Legislative: In 2008 Bales' `slavery lens' concept was included in the Trafficking Victims Protection Act Reauthorization, requiring its use in directing US overseas aid; alterations were also made to US visa rules, both areas of investigation and recommendation in `The Slave Next Door'. In 2009 the Congress increased funding for anti-slavery work, again following recommendations in Ending Slavery. Bales helped draft the California Transparency in Supply Chains Act of 2010 (into force 2012), a version of which is now (2013) before Parliament with cross-party support as the Transparency in Supply Chains Bill. In 2011-13 Bales was Special Advisor to the UK government's Slavery and Human Trafficking Review, re-writing laws and policies on contemporary slavery.

3. Research Insights supporting Corporate Responsibility and Supply Chains.

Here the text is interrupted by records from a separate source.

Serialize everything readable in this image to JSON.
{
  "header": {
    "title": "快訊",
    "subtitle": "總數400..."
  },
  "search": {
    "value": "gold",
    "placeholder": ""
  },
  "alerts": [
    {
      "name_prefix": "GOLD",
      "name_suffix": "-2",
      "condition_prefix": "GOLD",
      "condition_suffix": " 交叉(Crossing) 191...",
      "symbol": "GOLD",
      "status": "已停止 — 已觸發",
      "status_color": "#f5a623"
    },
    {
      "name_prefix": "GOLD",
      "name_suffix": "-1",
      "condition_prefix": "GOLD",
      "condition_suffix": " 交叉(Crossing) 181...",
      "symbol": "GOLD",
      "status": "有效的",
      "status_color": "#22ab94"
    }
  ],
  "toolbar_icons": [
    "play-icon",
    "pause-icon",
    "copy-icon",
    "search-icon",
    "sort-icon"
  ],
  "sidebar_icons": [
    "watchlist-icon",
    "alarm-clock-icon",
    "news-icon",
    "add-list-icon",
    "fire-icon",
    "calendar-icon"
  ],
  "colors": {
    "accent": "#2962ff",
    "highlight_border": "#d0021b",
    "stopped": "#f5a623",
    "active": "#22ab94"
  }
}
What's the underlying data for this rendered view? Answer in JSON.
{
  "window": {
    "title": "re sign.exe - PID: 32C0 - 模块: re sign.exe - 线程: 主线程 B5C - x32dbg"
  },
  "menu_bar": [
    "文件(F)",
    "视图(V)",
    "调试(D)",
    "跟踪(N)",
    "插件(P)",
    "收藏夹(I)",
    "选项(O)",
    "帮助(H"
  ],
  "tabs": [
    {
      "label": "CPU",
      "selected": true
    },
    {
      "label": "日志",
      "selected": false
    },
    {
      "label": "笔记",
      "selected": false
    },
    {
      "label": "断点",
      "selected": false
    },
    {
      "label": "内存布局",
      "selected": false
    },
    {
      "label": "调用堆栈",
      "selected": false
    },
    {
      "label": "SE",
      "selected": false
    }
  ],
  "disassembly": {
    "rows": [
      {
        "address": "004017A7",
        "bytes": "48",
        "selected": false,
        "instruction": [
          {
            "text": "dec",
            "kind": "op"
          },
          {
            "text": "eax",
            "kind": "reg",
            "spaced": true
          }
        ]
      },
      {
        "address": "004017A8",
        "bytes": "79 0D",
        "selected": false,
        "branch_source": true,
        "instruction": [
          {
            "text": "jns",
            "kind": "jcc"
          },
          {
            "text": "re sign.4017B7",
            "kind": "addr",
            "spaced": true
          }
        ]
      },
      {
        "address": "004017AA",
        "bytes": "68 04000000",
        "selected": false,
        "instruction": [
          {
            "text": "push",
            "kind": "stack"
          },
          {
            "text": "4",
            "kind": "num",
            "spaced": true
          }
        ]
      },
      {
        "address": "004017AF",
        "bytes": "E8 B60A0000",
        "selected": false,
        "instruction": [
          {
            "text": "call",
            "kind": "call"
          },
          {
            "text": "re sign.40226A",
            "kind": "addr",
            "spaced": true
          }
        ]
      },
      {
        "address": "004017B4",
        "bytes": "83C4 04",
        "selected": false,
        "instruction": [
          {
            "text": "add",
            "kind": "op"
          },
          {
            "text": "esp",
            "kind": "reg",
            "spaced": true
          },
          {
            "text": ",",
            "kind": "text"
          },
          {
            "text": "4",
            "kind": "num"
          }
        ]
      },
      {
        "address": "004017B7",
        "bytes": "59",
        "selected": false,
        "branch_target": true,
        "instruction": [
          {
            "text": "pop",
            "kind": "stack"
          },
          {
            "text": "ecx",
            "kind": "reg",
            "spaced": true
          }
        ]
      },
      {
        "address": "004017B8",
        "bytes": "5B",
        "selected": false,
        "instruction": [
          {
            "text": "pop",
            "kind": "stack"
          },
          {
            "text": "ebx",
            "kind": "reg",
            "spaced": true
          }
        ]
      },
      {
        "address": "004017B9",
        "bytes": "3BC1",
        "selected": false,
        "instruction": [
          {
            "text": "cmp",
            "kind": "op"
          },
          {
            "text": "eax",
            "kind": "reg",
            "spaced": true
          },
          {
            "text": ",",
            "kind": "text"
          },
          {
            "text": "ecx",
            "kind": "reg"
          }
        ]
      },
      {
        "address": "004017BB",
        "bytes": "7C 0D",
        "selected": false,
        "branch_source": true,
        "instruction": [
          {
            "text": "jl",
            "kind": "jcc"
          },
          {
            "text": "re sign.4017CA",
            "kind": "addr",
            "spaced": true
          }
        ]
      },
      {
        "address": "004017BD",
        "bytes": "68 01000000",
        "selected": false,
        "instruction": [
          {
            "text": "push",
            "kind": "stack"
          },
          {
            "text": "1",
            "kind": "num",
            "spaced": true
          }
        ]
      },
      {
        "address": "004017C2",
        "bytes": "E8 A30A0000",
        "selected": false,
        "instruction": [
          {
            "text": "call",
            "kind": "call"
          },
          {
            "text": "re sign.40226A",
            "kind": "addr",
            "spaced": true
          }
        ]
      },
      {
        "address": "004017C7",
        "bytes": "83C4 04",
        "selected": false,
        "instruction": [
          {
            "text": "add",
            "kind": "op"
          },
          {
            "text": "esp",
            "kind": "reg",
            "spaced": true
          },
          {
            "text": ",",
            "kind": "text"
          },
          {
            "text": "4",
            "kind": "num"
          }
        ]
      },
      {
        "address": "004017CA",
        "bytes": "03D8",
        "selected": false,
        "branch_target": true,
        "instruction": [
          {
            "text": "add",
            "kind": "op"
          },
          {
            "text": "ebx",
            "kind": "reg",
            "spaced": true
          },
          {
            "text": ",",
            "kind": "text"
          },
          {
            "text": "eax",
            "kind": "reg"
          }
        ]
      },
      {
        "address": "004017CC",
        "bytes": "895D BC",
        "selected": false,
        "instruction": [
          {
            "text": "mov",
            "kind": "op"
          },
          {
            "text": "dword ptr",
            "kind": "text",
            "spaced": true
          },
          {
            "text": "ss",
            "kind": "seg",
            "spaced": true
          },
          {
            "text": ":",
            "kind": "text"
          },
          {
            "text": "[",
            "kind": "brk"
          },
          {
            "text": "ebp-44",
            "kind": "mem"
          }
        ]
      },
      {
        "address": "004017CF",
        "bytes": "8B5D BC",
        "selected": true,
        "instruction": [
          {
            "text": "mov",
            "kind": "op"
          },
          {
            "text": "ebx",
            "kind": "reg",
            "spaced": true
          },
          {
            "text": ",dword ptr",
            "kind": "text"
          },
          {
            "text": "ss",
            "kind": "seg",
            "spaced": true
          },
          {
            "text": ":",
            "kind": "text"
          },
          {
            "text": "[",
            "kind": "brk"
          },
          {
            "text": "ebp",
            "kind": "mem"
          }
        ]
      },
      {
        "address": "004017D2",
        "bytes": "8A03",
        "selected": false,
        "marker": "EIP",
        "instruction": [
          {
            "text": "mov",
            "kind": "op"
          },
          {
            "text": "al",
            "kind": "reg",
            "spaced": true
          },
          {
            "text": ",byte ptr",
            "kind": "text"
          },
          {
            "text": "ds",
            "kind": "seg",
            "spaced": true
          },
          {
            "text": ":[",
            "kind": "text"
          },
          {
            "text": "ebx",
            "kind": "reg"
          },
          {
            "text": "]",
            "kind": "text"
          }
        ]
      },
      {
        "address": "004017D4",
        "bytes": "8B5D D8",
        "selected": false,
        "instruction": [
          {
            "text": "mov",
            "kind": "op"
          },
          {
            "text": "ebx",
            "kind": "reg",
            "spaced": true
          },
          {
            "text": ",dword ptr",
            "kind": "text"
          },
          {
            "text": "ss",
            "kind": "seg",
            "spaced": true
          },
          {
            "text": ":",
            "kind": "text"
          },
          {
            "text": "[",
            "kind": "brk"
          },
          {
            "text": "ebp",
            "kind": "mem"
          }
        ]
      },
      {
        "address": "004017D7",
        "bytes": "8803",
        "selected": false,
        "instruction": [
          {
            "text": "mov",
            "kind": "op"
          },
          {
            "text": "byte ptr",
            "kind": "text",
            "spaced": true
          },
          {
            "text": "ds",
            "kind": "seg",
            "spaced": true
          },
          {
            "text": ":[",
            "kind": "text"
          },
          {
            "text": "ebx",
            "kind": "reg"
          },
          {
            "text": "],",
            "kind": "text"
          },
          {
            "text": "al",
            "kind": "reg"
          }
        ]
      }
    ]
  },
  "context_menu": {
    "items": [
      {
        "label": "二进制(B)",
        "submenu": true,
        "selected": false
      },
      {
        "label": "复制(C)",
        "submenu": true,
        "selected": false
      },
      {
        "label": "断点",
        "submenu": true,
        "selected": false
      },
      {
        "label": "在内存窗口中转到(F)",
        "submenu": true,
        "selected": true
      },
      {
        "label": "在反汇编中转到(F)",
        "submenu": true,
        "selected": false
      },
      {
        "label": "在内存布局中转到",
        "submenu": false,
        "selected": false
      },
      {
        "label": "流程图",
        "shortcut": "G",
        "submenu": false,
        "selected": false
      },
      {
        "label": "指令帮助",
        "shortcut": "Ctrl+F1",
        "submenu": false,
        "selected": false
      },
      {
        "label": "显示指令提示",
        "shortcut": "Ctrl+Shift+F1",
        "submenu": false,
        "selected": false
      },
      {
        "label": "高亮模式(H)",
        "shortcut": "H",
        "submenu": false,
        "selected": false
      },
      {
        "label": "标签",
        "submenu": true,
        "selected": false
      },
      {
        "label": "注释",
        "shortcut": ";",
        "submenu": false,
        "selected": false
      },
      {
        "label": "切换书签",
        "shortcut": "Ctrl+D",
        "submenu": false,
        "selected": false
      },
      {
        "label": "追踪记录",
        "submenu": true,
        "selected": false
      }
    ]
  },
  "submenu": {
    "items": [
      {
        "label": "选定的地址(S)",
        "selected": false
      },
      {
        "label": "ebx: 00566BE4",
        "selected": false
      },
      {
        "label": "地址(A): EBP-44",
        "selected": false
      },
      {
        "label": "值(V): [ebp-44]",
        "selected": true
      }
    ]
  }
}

A key example is Bales' work to remove slavery and the worst forms of child labour from the cocoa supply chain. Working together with the chocolate industry, anti-slavery groups, consumers groups, and trade unions, more than $20 million has been transferred into anti-slavery work in cocoa-growing regions since 2008 through the International Cocoa Initiative (ICI), which Bales helped to found and serves as a member of the Executive Committee. Additionally, Bales was asked in 2011 by WalMart, the world's largest retail firm, to help build system-wide supply chain inspection and a training package for their supplier companies — activity generated by the coming to force of the California Transparency in Supply Chains Act in 2012.

Sources to corroborate the impact

  1. The Bellagio-Harvard Guidelines on the Legal Parameters of Slavery
  2. CNN Freedom Project (one year of programming based, in part, on Bales' research insights) — — search "Kevin Bales" — nine programmes.
  3. Professor of Political Science, University of Richmond, Virginia. Testimonial available on request corroborating methodologies and estimation of slavery prevalence.
  4. The William Wilberforce Trafficking Victims Protection Reauthorization Act of 2008 (US Congress)
  5. California Transparency in Supply Chains Act of 2010 (State of California)
  6. Senior Coordinator for International Programs, Office to Monitor and Combat Trafficking in Persons, U.S. Department of State, 1800 G St, NW, Ste 22010, Washington, D.C. — testimonial available on request.
  7. Evaluability Assessments of G/TIP Anti-Trafficking Programs, North India Site Assessment — FINAL REPORT, Tamara C. Daley, Ph.D., Prepared for: Office to Combat Trafficking in Persons, U.S. Department of State, Washington, D.C.; Prepared by: Westat, 1600 Research Boulevard, Rockville, Maryland 20850 (available on request).
  8. "Becoming a Slave-Free Business: Removing Slavery from Product Supply Chains" DVD and training program commissioned by WalMart Corporation, available from Free the Slaves (
  9. Eradication of Slavery (UK Company Supply Chains) Bill 2010-12 (SO-23)
  10. Reference: Executive Director, International Cocoa Initiative (ICI) testimonial available on request corroborating the impact from the research findings on the eradication of slavery and child labour from cocoa industry supply chains.